> _SOURCE DATA_
──────────────────────────────

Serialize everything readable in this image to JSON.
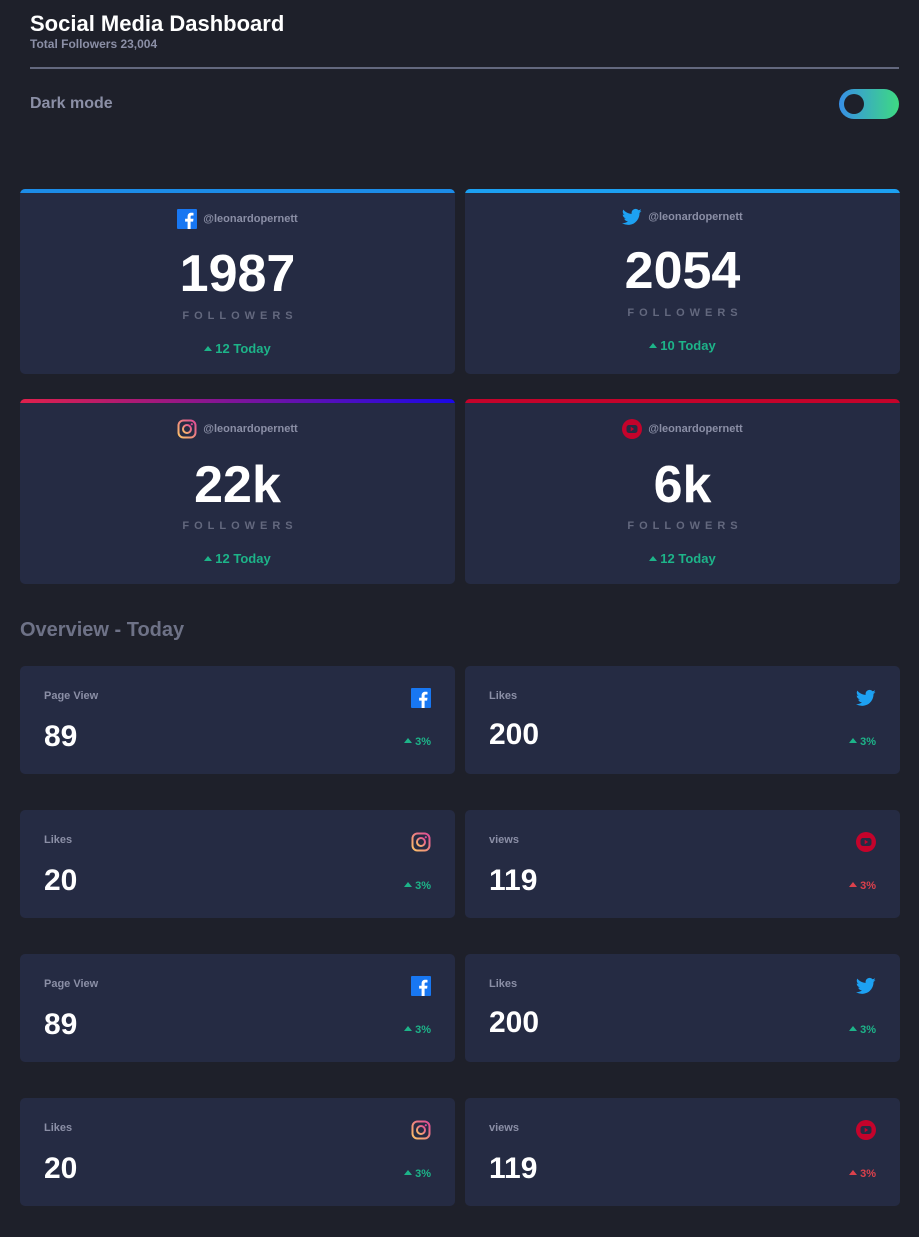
{
  "header": {
    "title": "Social Media Dashboard",
    "subtitle": "Total Followers 23,004"
  },
  "dark_mode": {
    "label": "Dark mode",
    "enabled": true
  },
  "colors": {
    "facebook": "#1877f2",
    "twitter": "#1da1f2",
    "instagram_start": "#e0204c",
    "instagram_end": "#1a08e8",
    "youtube": "#c4032b",
    "positive": "#1db489",
    "negative": "#dc414c"
  },
  "followers": [
    {
      "network": "facebook",
      "icon": "facebook-icon",
      "handle": "@leonardopernett",
      "count": "1987",
      "label": "FOLLOWERS",
      "change": "12 Today",
      "direction": "up"
    },
    {
      "network": "twitter",
      "icon": "twitter-icon",
      "handle": "@leonardopernett",
      "count": "2054",
      "label": "FOLLOWERS",
      "change": "10 Today",
      "direction": "up"
    },
    {
      "network": "instagram",
      "icon": "instagram-icon",
      "handle": "@leonardopernett",
      "count": "22k",
      "label": "FOLLOWERS",
      "change": "12 Today",
      "direction": "up"
    },
    {
      "network": "youtube",
      "icon": "youtube-icon",
      "handle": "@leonardopernett",
      "count": "6k",
      "label": "FOLLOWERS",
      "change": "12 Today",
      "direction": "up"
    }
  ],
  "overview": {
    "title": "Overview - Today",
    "cards": [
      {
        "label": "Page View",
        "icon": "facebook-icon",
        "value": "89",
        "change": "3%",
        "direction": "up"
      },
      {
        "label": "Likes",
        "icon": "twitter-icon",
        "value": "200",
        "change": "3%",
        "direction": "up"
      },
      {
        "label": "Likes",
        "icon": "instagram-icon",
        "value": "20",
        "change": "3%",
        "direction": "up"
      },
      {
        "label": "views",
        "icon": "youtube-icon",
        "value": "119",
        "change": "3%",
        "direction": "down"
      },
      {
        "label": "Page View",
        "icon": "facebook-icon",
        "value": "89",
        "change": "3%",
        "direction": "up"
      },
      {
        "label": "Likes",
        "icon": "twitter-icon",
        "value": "200",
        "change": "3%",
        "direction": "up"
      },
      {
        "label": "Likes",
        "icon": "instagram-icon",
        "value": "20",
        "change": "3%",
        "direction": "up"
      },
      {
        "label": "views",
        "icon": "youtube-icon",
        "value": "119",
        "change": "3%",
        "direction": "down"
      }
    ]
  }
}
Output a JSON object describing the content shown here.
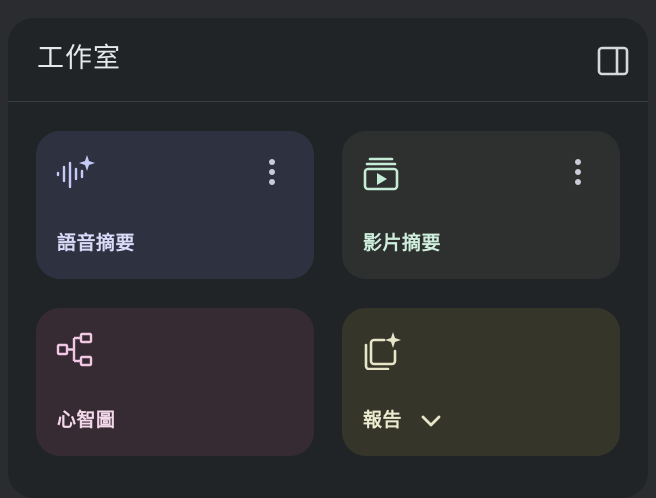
{
  "panel": {
    "title": "工作室",
    "toggle_icon": "side-panel-icon"
  },
  "cards": [
    {
      "id": "audio",
      "label": "語音摘要",
      "icon": "audio-sparkle-icon",
      "accent": "#c5cbf5",
      "background": "#2e3140"
    },
    {
      "id": "video",
      "label": "影片摘要",
      "icon": "video-collection-icon",
      "accent": "#c5ecd6",
      "background": "#2d302e"
    },
    {
      "id": "mindmap",
      "label": "心智圖",
      "icon": "mind-map-icon",
      "accent": "#f0c8e4",
      "background": "#372b33"
    },
    {
      "id": "report",
      "label": "報告",
      "icon": "report-sparkle-icon",
      "accent": "#e8e6c8",
      "background": "#353529"
    }
  ],
  "colors": {
    "page_background": "#2a2c2f",
    "panel_background": "#202427",
    "title_text": "#e6e8ea",
    "divider": "#3a3f43"
  }
}
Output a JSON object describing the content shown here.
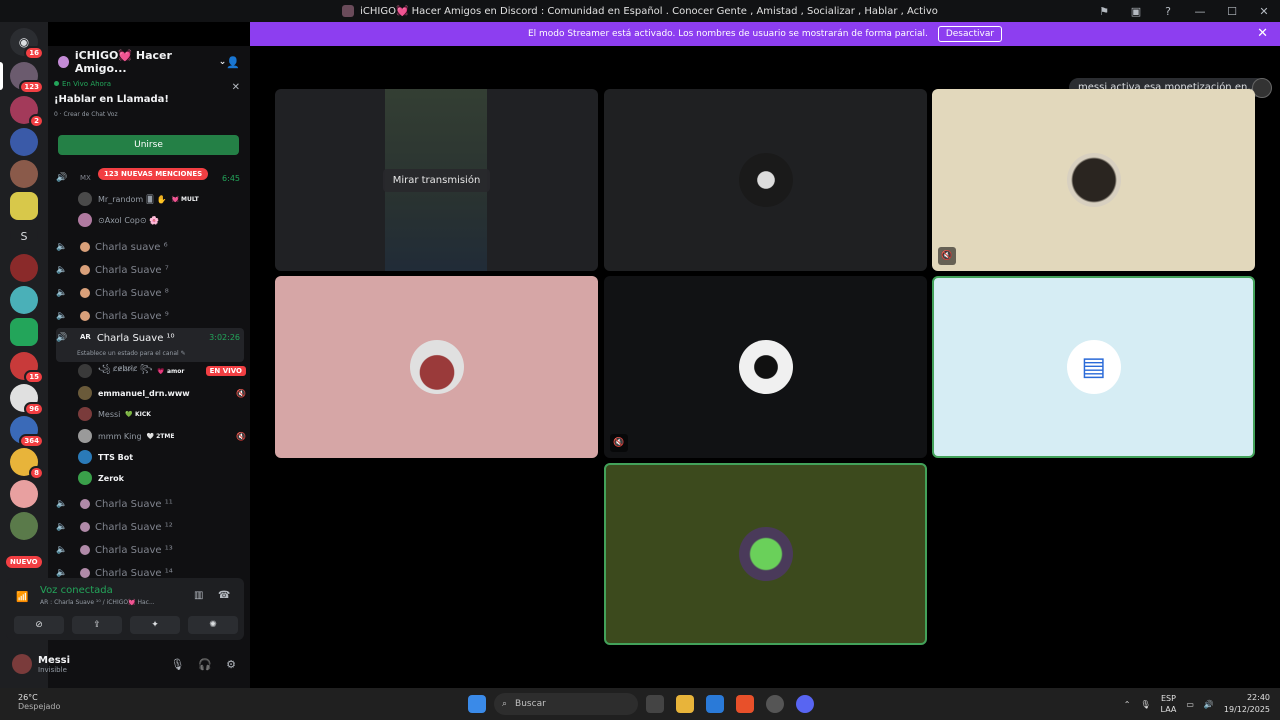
{
  "window": {
    "title": "iCHIGO💓 Hacer Amigos en Discord : Comunidad en Español . Conocer Gente , Amistad , Socializar , Hablar , Activo"
  },
  "banner": {
    "text": "El modo Streamer está activado. Los nombres de usuario se mostrarán de forma parcial.",
    "button": "Desactivar"
  },
  "rail": {
    "badges": [
      "16",
      "123",
      "2",
      "15",
      "96",
      "364",
      "8"
    ],
    "letter_server": "S",
    "new_label": "NUEVO"
  },
  "guild": {
    "name": "iCHIGO💓 Hacer Amigo..."
  },
  "live_card": {
    "label": "En Vivo Ahora",
    "title": "¡Hablar en Llamada!",
    "sub": "0  · Crear de Chat Voz",
    "join": "Unirse"
  },
  "mentions": "123 NUEVAS MENCIONES",
  "channels": {
    "top_time": "6:45",
    "top_label": "MX",
    "top_members": [
      {
        "name": "Mr_random 🂠 ✋",
        "tag": "💓 MULT"
      },
      {
        "name": "⊙Axol Cop⊙ 🌸",
        "tag": ""
      }
    ],
    "list_a": [
      "Charla suave ⁶",
      "Charla Suave ⁷",
      "Charla Suave ⁸",
      "Charla Suave ⁹"
    ],
    "active": {
      "prefix": "AR",
      "name": "Charla Suave ¹⁰",
      "time": "3:02:26",
      "status": "Establece un estado para el canal ✎"
    },
    "members": [
      {
        "name": "꧁ c̷e̷b̷r̷i̷c̷ ꧂",
        "tag": "💗 amor",
        "extra": "EN VIVO"
      },
      {
        "name": "emmanuel_drn.www",
        "tag": "",
        "extra": "mute"
      },
      {
        "name": "Messi",
        "tag": "💚 KICK",
        "extra": ""
      },
      {
        "name": "mmm King",
        "tag": "🤍 2TME",
        "extra": "mute"
      },
      {
        "name": "TTS Bot",
        "tag": "",
        "extra": ""
      },
      {
        "name": "Zerok",
        "tag": "",
        "extra": ""
      }
    ],
    "list_b": [
      "Charla Suave ¹¹",
      "Charla Suave ¹²",
      "Charla Suave ¹³",
      "Charla Suave ¹⁴"
    ]
  },
  "voice": {
    "status": "Voz conectada",
    "channel": "AR : Charla Suave ¹⁰ / iCHIGO💓 Hac..."
  },
  "user": {
    "name": "Messi",
    "status": "Invisible"
  },
  "stage": {
    "watch_stream": "Mirar transmisión",
    "toast": "messi activa esa monetización en..."
  },
  "taskbar": {
    "temp": "26°C",
    "condition": "Despejado",
    "search": "Buscar",
    "lang": "ESP",
    "lang2": "LAA",
    "time": "22:40",
    "date": "19/12/2025"
  },
  "colors": {
    "banner": "#8d3ef0",
    "join": "#248046",
    "tile_beige": "#e2d8bc",
    "tile_pink": "#d6a6a6",
    "tile_lightblue": "#d6edf4",
    "tile_olive": "#3c4a1d",
    "speaking_border": "#43a25a"
  }
}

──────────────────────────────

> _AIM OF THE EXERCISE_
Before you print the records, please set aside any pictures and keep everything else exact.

> _WRITTEN SOLUTION_
Serialize everything readable in this image to JSON.
{
  "header": {
    "title": "Social Media Dashboard",
    "subtitle": "Total Followers 23,004"
  },
  "dark_mode": {
    "label": "Dark mode",
    "enabled": true
  },
  "colors": {
    "facebook": "#1877f2",
    "twitter": "#1da1f2",
    "instagram_start": "#e0204c",
    "instagram_end": "#1a08e8",
    "youtube": "#c4032b",
    "positive": "#1db489",
    "negative": "#dc414c"
  },
  "followers": [
    {
      "network": "facebook",
      "icon": "facebook-icon",
      "handle": "@leonardopernett",
      "count": "1987",
      "label": "FOLLOWERS",
      "change": "12 Today",
      "direction": "up"
    },
    {
      "network": "twitter",
      "icon": "twitter-icon",
      "handle": "@leonardopernett",
      "count": "2054",
      "label": "FOLLOWERS",
      "change": "10 Today",
      "direction": "up"
    },
    {
      "network": "instagram",
      "icon": "instagram-icon",
      "handle": "@leonardopernett",
      "count": "22k",
      "label": "FOLLOWERS",
      "change": "12 Today",
      "direction": "up"
    },
    {
      "network": "youtube",
      "icon": "youtube-icon",
      "handle": "@leonardopernett",
      "count": "6k",
      "label": "FOLLOWERS",
      "change": "12 Today",
      "direction": "up"
    }
  ],
  "overview": {
    "title": "Overview - Today",
    "cards": [
      {
        "label": "Page View",
        "icon": "facebook-icon",
        "value": "89",
        "change": "3%",
        "direction": "up"
      },
      {
        "label": "Likes",
        "icon": "twitter-icon",
        "value": "200",
        "change": "3%",
        "direction": "up"
      },
      {
        "label": "Likes",
        "icon": "instagram-icon",
        "value": "20",
        "change": "3%",
        "direction": "up"
      },
      {
        "label": "views",
        "icon": "youtube-icon",
        "value": "119",
        "change": "3%",
        "direction": "down"
      },
      {
        "label": "Page View",
        "icon": "facebook-icon",
        "value": "89",
        "change": "3%",
        "direction": "up"
      },
      {
        "label": "Likes",
        "icon": "twitter-icon",
        "value": "200",
        "change": "3%",
        "direction": "up"
      },
      {
        "label": "Likes",
        "icon": "instagram-icon",
        "value": "20",
        "change": "3%",
        "direction": "up"
      },
      {
        "label": "views",
        "icon": "youtube-icon",
        "value": "119",
        "change": "3%",
        "direction": "down"
      }
    ]
  }
}
Output a JSON object describing the content shown here.
{
  "panel": {
    "title": "工作室",
    "toggle_icon": "side-panel-icon"
  },
  "cards": [
    {
      "id": "audio",
      "label": "語音摘要",
      "icon": "audio-sparkle-icon",
      "accent": "#c5cbf5",
      "background": "#2e3140"
    },
    {
      "id": "video",
      "label": "影片摘要",
      "icon": "video-collection-icon",
      "accent": "#c5ecd6",
      "background": "#2d302e"
    },
    {
      "id": "mindmap",
      "label": "心智圖",
      "icon": "mind-map-icon",
      "accent": "#f0c8e4",
      "background": "#372b33"
    },
    {
      "id": "report",
      "label": "報告",
      "icon": "report-sparkle-icon",
      "accent": "#e8e6c8",
      "background": "#353529"
    }
  ],
  "colors": {
    "page_background": "#2a2c2f",
    "panel_background": "#202427",
    "title_text": "#e6e8ea",
    "divider": "#3a3f43"
  }
}
Output a JSON object describing the content shown here.
{
  "window": {
    "title": "iCHIGO💓 Hacer Amigos en Discord : Comunidad en Español . Conocer Gente , Amistad , Socializar , Hablar , Activo"
  },
  "banner": {
    "text": "El modo Streamer está activado. Los nombres de usuario se mostrarán de forma parcial.",
    "button": "Desactivar"
  },
  "rail": {
    "badges": [
      "16",
      "123",
      "2",
      "15",
      "96",
      "364",
      "8"
    ],
    "letter_server": "S",
    "new_label": "NUEVO"
  },
  "guild": {
    "name": "iCHIGO💓 Hacer Amigo..."
  },
  "live_card": {
    "label": "En Vivo Ahora",
    "title": "¡Hablar en Llamada!",
    "sub": "0  · Crear de Chat Voz",
    "join": "Unirse"
  },
  "mentions": "123 NUEVAS MENCIONES",
  "channels": {
    "top_time": "6:45",
    "top_label": "MX",
    "top_members": [
      {
        "name": "Mr_random 🂠 ✋",
        "tag": "💓 MULT"
      },
      {
        "name": "⊙Axol Cop⊙ 🌸",
        "tag": ""
      }
    ],
    "list_a": [
      "Charla suave ⁶",
      "Charla Suave ⁷",
      "Charla Suave ⁸",
      "Charla Suave ⁹"
    ],
    "active": {
      "prefix": "AR",
      "name": "Charla Suave ¹⁰",
      "time": "3:02:26",
      "status": "Establece un estado para el canal ✎"
    },
    "members": [
      {
        "name": "꧁ c̷e̷b̷r̷i̷c̷ ꧂",
        "tag": "💗 amor",
        "extra": "EN VIVO"
      },
      {
        "name": "emmanuel_drn.www",
        "tag": "",
        "extra": "mute"
      },
      {
        "name": "Messi",
        "tag": "💚 KICK",
        "extra": ""
      },
      {
        "name": "mmm King",
        "tag": "🤍 2TME",
        "extra": "mute"
      },
      {
        "name": "TTS Bot",
        "tag": "",
        "extra": ""
      },
      {
        "name": "Zerok",
        "tag": "",
        "extra": ""
      }
    ],
    "list_b": [
      "Charla Suave ¹¹",
      "Charla Suave ¹²",
      "Charla Suave ¹³",
      "Charla Suave ¹⁴"
    ]
  },
  "voice": {
    "status": "Voz conectada",
    "channel": "AR : Charla Suave ¹⁰ / iCHIGO💓 Hac..."
  },
  "user": {
    "name": "Messi",
    "status": "Invisible"
  },
  "stage": {
    "watch_stream": "Mirar transmisión",
    "toast": "messi activa esa monetización en..."
  },
  "taskbar": {
    "temp": "26°C",
    "condition": "Despejado",
    "search": "Buscar",
    "lang": "ESP",
    "lang2": "LAA",
    "time": "22:40",
    "date": "19/12/2025"
  },
  "colors": {
    "banner": "#8d3ef0",
    "join": "#248046",
    "tile_beige": "#e2d8bc",
    "tile_pink": "#d6a6a6",
    "tile_lightblue": "#d6edf4",
    "tile_olive": "#3c4a1d",
    "speaking_border": "#43a25a"
  }
}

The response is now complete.